◆ Exercise
Only lines holding "this" are wanted; copy each of them from the records below.

□ □ □ □

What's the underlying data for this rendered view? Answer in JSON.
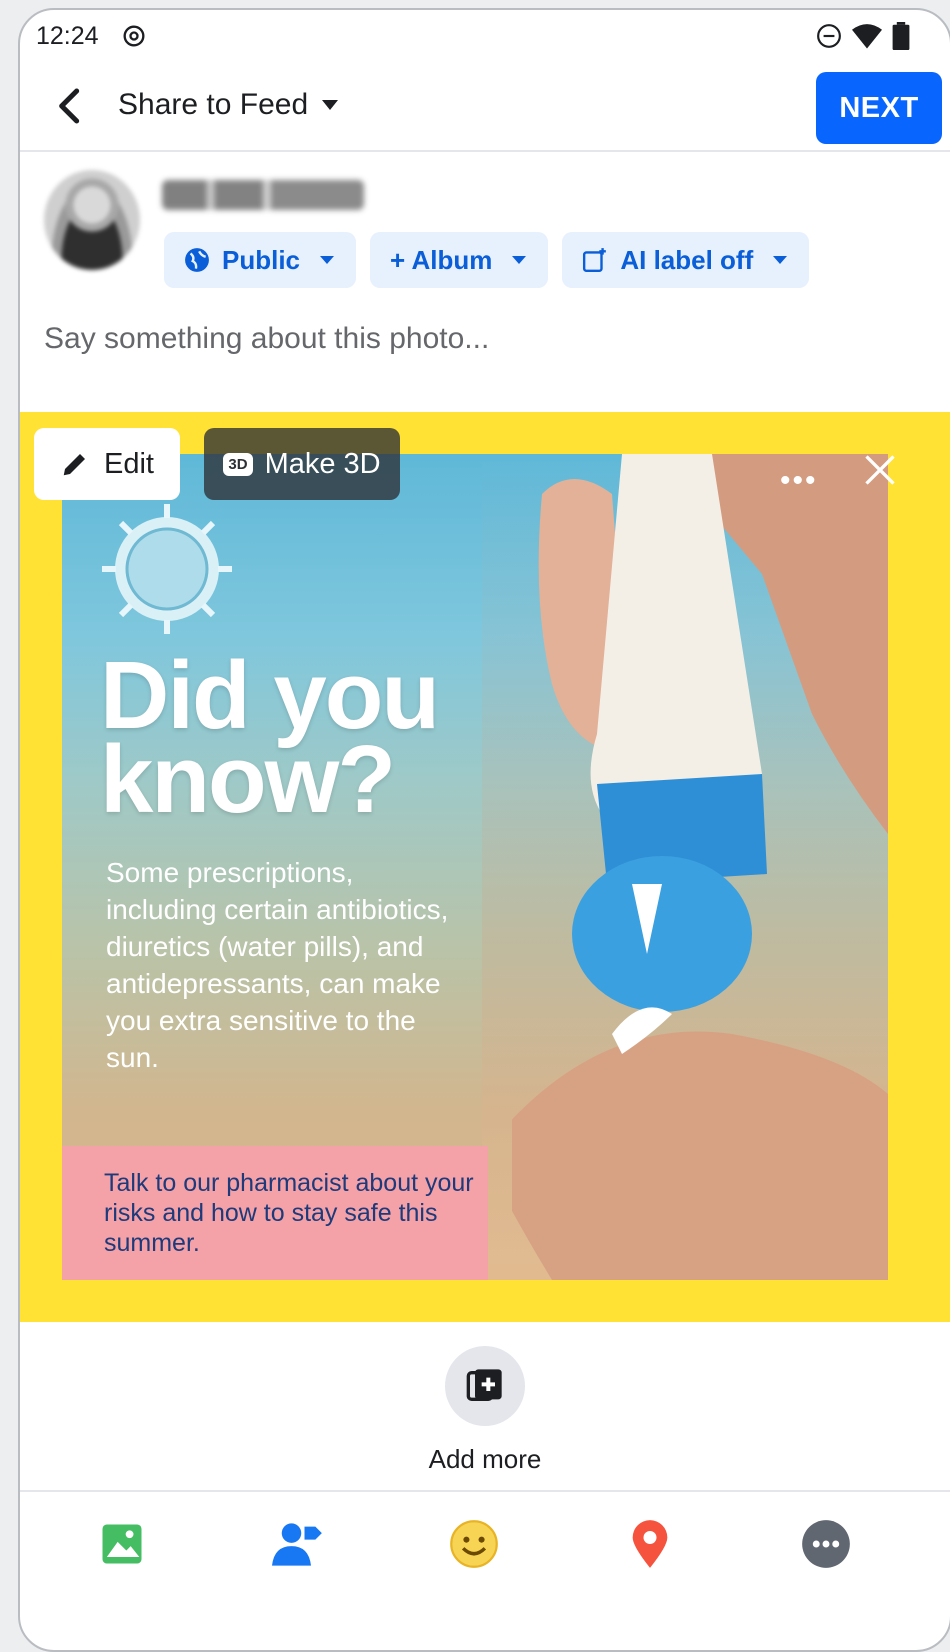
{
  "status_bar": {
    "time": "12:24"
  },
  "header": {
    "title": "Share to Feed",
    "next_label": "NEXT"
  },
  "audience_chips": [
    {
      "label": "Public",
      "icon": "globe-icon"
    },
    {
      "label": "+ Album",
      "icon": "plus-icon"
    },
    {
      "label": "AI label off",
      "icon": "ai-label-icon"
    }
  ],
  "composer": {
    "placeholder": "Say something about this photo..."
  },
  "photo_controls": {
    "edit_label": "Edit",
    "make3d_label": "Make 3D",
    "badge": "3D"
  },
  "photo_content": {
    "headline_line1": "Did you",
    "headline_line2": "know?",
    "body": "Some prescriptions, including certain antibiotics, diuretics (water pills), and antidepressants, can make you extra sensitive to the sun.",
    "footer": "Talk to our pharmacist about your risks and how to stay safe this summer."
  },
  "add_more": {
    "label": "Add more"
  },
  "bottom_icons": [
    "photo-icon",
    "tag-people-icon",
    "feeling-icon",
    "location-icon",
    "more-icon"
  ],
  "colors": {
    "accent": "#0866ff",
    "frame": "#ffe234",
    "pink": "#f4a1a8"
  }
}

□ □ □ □

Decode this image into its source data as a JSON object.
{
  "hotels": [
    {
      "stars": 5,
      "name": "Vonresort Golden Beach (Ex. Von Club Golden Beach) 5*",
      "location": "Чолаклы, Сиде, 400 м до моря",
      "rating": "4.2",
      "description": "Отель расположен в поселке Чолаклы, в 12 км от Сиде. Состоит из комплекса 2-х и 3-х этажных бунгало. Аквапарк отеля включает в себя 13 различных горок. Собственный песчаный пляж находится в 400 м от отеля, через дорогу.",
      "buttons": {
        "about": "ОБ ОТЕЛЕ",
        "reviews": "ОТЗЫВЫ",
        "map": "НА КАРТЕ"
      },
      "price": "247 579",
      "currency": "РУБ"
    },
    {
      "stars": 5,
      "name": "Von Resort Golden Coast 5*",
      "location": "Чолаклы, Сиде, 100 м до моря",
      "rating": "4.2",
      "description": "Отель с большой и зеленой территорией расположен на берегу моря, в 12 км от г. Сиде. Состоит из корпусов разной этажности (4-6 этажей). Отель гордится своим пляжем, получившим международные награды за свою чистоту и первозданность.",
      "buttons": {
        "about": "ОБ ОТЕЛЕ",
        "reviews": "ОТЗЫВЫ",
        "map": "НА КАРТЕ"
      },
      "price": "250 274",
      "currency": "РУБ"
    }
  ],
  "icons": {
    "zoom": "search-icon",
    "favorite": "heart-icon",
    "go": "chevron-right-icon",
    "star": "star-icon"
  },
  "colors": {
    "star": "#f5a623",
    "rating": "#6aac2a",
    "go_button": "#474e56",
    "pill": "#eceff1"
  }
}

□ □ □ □

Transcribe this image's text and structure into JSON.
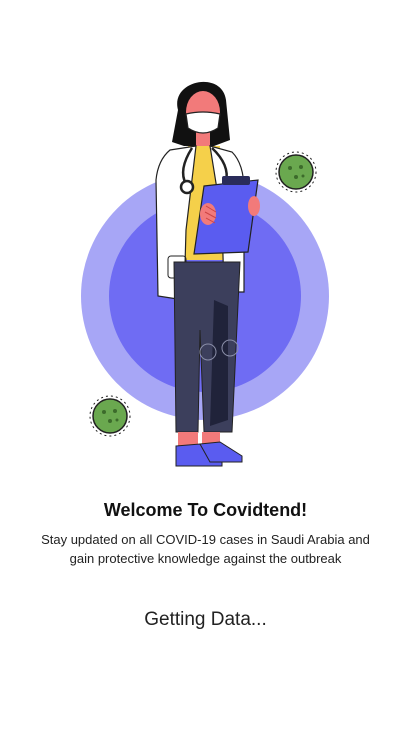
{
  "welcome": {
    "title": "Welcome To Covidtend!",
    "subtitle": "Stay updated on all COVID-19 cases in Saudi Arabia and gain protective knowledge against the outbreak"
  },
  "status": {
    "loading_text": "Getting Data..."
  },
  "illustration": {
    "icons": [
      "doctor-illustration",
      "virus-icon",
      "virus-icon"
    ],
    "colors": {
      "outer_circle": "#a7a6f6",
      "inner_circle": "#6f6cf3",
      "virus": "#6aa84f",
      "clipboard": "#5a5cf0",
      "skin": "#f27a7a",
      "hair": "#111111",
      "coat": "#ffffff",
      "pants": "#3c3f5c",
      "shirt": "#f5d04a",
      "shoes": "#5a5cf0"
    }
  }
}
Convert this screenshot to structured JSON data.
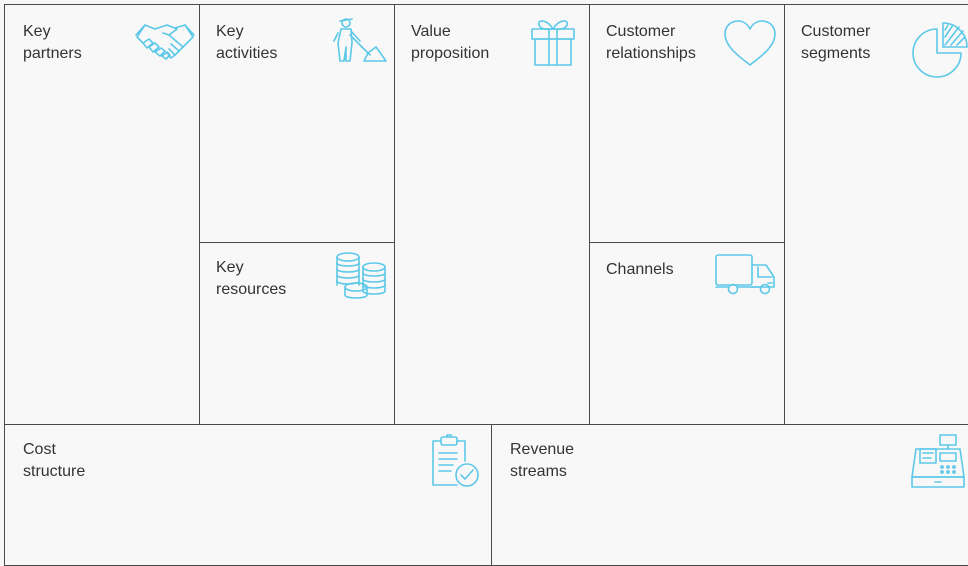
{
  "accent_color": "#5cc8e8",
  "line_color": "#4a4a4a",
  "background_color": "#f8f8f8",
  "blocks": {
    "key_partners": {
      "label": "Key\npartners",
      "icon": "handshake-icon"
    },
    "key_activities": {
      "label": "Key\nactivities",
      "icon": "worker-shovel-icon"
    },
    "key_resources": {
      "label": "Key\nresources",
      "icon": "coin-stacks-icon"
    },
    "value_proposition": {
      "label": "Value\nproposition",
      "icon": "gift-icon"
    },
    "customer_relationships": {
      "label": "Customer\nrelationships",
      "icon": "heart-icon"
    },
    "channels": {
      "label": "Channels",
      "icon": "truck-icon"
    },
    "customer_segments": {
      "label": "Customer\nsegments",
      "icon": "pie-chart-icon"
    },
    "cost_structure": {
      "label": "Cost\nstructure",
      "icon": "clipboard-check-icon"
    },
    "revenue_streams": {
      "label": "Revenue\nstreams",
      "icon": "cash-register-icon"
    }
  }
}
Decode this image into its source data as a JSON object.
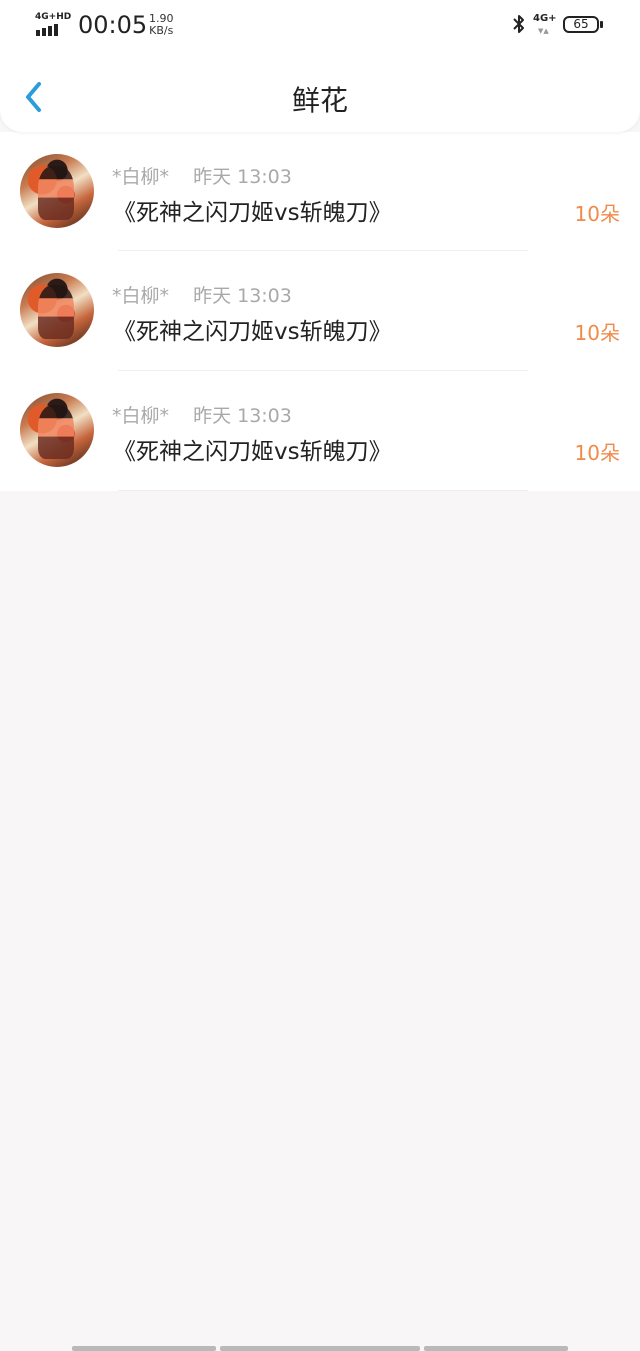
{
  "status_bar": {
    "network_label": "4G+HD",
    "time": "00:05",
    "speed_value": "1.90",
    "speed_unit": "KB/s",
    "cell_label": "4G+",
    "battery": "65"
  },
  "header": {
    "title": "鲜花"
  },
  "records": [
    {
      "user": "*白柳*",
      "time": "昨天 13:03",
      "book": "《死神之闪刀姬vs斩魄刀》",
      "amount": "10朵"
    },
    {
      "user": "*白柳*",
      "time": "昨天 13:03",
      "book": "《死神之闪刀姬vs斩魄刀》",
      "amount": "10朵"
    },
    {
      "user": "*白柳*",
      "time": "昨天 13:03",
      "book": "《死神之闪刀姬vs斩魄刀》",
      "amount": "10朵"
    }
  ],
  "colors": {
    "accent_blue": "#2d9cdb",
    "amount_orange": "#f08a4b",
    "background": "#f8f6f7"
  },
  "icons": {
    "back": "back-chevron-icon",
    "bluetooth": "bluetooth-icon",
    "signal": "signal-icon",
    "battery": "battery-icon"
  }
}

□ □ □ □

◆ Written answer
What's the underlying data for this rendered view? Answer in JSON.
    "placeholder": "Say something about this photo..."
    "footer": "Talk to our pharmacist about your risks and how to stay safe this summer."
Decode this image into its source data as a JSON object.
Transcribe this image's text and structure into JSON.
Convert this screenshot to structured JSON data.
Decode this image into its source data as a JSON object.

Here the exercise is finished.